=== Work request ===
Make an exact copy of the entries that come next.

=== Dataset rows describing interfaces ===
------

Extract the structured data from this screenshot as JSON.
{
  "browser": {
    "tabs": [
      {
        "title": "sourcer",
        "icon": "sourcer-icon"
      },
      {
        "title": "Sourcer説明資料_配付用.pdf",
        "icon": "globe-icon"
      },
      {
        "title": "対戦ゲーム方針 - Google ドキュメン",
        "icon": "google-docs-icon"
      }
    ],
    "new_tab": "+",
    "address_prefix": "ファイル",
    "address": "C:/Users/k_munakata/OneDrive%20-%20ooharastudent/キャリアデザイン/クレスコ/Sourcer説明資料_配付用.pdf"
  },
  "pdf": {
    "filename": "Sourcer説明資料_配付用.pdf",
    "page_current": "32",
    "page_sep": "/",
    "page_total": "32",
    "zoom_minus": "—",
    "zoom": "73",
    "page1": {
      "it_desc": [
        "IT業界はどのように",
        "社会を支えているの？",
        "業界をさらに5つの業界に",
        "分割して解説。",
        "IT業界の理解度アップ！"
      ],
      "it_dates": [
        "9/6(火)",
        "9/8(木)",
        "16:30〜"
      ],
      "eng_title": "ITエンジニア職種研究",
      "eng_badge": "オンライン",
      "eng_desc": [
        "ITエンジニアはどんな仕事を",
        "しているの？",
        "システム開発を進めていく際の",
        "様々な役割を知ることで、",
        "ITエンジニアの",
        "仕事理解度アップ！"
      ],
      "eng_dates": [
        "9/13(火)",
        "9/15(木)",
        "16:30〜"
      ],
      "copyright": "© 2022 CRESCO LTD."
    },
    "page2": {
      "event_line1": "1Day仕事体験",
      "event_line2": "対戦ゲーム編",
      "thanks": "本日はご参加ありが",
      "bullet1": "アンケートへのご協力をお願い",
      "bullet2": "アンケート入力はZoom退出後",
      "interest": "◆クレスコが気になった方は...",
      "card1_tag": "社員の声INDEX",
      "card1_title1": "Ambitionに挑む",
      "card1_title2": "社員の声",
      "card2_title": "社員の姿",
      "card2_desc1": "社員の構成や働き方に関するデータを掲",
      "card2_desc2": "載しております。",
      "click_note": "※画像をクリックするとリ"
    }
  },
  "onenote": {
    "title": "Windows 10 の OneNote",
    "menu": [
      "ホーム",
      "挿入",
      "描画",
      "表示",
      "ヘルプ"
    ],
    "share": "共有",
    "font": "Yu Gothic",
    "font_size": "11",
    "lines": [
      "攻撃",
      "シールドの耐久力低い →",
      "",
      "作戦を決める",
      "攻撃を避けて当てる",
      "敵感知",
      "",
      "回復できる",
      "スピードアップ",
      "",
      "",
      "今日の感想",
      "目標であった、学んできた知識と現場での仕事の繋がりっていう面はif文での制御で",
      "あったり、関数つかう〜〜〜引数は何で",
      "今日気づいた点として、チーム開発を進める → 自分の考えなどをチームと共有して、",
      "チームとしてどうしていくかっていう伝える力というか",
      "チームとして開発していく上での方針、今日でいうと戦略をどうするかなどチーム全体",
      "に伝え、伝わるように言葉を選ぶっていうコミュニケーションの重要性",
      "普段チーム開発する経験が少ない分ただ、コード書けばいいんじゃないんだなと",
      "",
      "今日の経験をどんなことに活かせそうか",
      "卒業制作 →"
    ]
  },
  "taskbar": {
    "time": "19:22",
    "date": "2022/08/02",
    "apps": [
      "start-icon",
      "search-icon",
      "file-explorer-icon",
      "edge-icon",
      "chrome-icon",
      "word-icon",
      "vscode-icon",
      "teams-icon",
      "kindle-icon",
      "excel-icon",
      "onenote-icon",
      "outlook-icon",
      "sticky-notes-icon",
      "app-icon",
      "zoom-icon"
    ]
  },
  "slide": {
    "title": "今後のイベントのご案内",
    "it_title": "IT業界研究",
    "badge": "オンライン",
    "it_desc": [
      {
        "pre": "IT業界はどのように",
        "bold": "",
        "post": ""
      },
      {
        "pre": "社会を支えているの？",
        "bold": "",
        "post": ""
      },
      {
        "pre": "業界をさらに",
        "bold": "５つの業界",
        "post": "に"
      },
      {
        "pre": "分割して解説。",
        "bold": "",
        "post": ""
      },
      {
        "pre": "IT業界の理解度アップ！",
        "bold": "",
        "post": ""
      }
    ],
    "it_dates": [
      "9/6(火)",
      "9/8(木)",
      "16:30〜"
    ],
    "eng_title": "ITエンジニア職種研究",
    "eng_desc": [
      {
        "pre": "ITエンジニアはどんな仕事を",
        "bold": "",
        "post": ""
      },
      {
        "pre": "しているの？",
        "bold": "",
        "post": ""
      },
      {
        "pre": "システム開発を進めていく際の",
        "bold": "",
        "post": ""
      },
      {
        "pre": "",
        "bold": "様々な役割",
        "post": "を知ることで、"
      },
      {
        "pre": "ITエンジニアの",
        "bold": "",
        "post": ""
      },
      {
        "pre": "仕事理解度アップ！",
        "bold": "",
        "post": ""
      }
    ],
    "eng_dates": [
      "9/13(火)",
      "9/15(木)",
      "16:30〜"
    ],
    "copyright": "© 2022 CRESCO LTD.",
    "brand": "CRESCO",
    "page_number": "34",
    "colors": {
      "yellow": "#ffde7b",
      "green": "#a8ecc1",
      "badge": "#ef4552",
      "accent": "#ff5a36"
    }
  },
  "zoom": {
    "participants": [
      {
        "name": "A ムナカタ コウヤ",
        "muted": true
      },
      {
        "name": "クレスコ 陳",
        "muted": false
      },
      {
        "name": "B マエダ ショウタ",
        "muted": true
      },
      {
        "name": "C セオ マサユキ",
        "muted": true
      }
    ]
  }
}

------

=== Written answer ===
Extract the structured data from this screenshot as JSON.
{
  "browser": {
    "tabs": [
      {
        "title": "sourcer",
        "icon": "sourcer-icon"
      },
      {
        "title": "Sourcer説明資料_配付用.pdf",
        "icon": "globe-icon"
      },
      {
        "title": "対戦ゲーム方針 - Google ドキュメン",
        "icon": "google-docs-icon"
      }
    ],
    "new_tab": "+",
    "address_prefix": "ファイル",
    "address": "C:/Users/k_munakata/OneDrive%20-%20ooharastudent/キャリアデザイン/クレスコ/Sourcer説明資料_配付用.pdf"
  },
  "pdf": {
    "filename": "Sourcer説明資料_配付用.pdf",
    "page_current": "32",
    "page_sep": "/",
    "page_total": "32",
    "zoom_minus": "—",
    "zoom": "73",
    "page1": {
      "it_desc": [
        "IT業界はどのように",
        "社会を支えているの？",
        "業界をさらに5つの業界に",
        "分割して解説。",
        "IT業界の理解度アップ！"
      ],
      "it_dates": [
        "9/6(火)",
        "9/8(木)",
        "16:30〜"
      ],
      "eng_title": "ITエンジニア職種研究",
      "eng_badge": "オンライン",
      "eng_desc": [
        "ITエンジニアはどんな仕事を",
        "しているの？",
        "システム開発を進めていく際の",
        "様々な役割を知ることで、",
        "ITエンジニアの",
        "仕事理解度アップ！"
      ],
      "eng_dates": [
        "9/13(火)",
        "9/15(木)",
        "16:30〜"
      ],
      "copyright": "© 2022 CRESCO LTD."
    },
    "page2": {
      "event_line1": "1Day仕事体験",
      "event_line2": "対戦ゲーム編",
      "thanks": "本日はご参加ありが",
      "bullet1": "アンケートへのご協力をお願い",
      "bullet2": "アンケート入力はZoom退出後",
      "interest": "◆クレスコが気になった方は...",
      "card1_tag": "社員の声INDEX",
      "card1_title1": "Ambitionに挑む",
      "card1_title2": "社員の声",
      "card2_title": "社員の姿",
      "card2_desc1": "社員の構成や働き方に関するデータを掲",
      "card2_desc2": "載しております。",
      "click_note": "※画像をクリックするとリ"
    }
  },
  "onenote": {
    "title": "Windows 10 の OneNote",
    "menu": [
      "ホーム",
      "挿入",
      "描画",
      "表示",
      "ヘルプ"
    ],
    "share": "共有",
    "font": "Yu Gothic",
    "font_size": "11",
    "lines": [
      "攻撃",
      "シールドの耐久力低い →",
      "",
      "作戦を決める",
      "攻撃を避けて当てる",
      "敵感知",
      "",
      "回復できる",
      "スピードアップ",
      "",
      "",
      "今日の感想",
      "目標であった、学んできた知識と現場での仕事の繋がりっていう面はif文での制御で",
      "あったり、関数つかう〜〜〜引数は何で",
      "今日気づいた点として、チーム開発を進める → 自分の考えなどをチームと共有して、",
      "チームとしてどうしていくかっていう伝える力というか",
      "チームとして開発していく上での方針、今日でいうと戦略をどうするかなどチーム全体",
      "に伝え、伝わるように言葉を選ぶっていうコミュニケーションの重要性",
      "普段チーム開発する経験が少ない分ただ、コード書けばいいんじゃないんだなと",
      "",
      "今日の経験をどんなことに活かせそうか",
      "卒業制作 →"
    ]
  },
  "taskbar": {
    "time": "19:22",
    "date": "2022/08/02",
    "apps": [
      "start-icon",
      "search-icon",
      "file-explorer-icon",
      "edge-icon",
      "chrome-icon",
      "word-icon",
      "vscode-icon",
      "teams-icon",
      "kindle-icon",
      "excel-icon",
      "onenote-icon",
      "outlook-icon",
      "sticky-notes-icon",
      "app-icon",
      "zoom-icon"
    ]
  },
  "slide": {
    "title": "今後のイベントのご案内",
    "it_title": "IT業界研究",
    "badge": "オンライン",
    "it_desc": [
      {
        "pre": "IT業界はどのように",
        "bold": "",
        "post": ""
      },
      {
        "pre": "社会を支えているの？",
        "bold": "",
        "post": ""
      },
      {
        "pre": "業界をさらに",
        "bold": "５つの業界",
        "post": "に"
      },
      {
        "pre": "分割して解説。",
        "bold": "",
        "post": ""
      },
      {
        "pre": "IT業界の理解度アップ！",
        "bold": "",
        "post": ""
      }
    ],
    "it_dates": [
      "9/6(火)",
      "9/8(木)",
      "16:30〜"
    ],
    "eng_title": "ITエンジニア職種研究",
    "eng_desc": [
      {
        "pre": "ITエンジニアはどんな仕事を",
        "bold": "",
        "post": ""
      },
      {
        "pre": "しているの？",
        "bold": "",
        "post": ""
      },
      {
        "pre": "システム開発を進めていく際の",
        "bold": "",
        "post": ""
      },
      {
        "pre": "",
        "bold": "様々な役割",
        "post": "を知ることで、"
      },
      {
        "pre": "ITエンジニアの",
        "bold": "",
        "post": ""
      },
      {
        "pre": "仕事理解度アップ！",
        "bold": "",
        "post": ""
      }
    ],
    "eng_dates": [
      "9/13(火)",
      "9/15(木)",
      "16:30〜"
    ],
    "copyright": "© 2022 CRESCO LTD.",
    "brand": "CRESCO",
    "page_number": "34",
    "colors": {
      "yellow": "#ffde7b",
      "green": "#a8ecc1",
      "badge": "#ef4552",
      "accent": "#ff5a36"
    }
  },
  "zoom": {
    "participants": [
      {
        "name": "A ムナカタ コウヤ",
        "muted": true
      },
      {
        "name": "クレスコ 陳",
        "muted": false
      },
      {
        "name": "B マエダ ショウタ",
        "muted": true
      },
      {
        "name": "C セオ マサユキ",
        "muted": true
      }
    ]
  }
}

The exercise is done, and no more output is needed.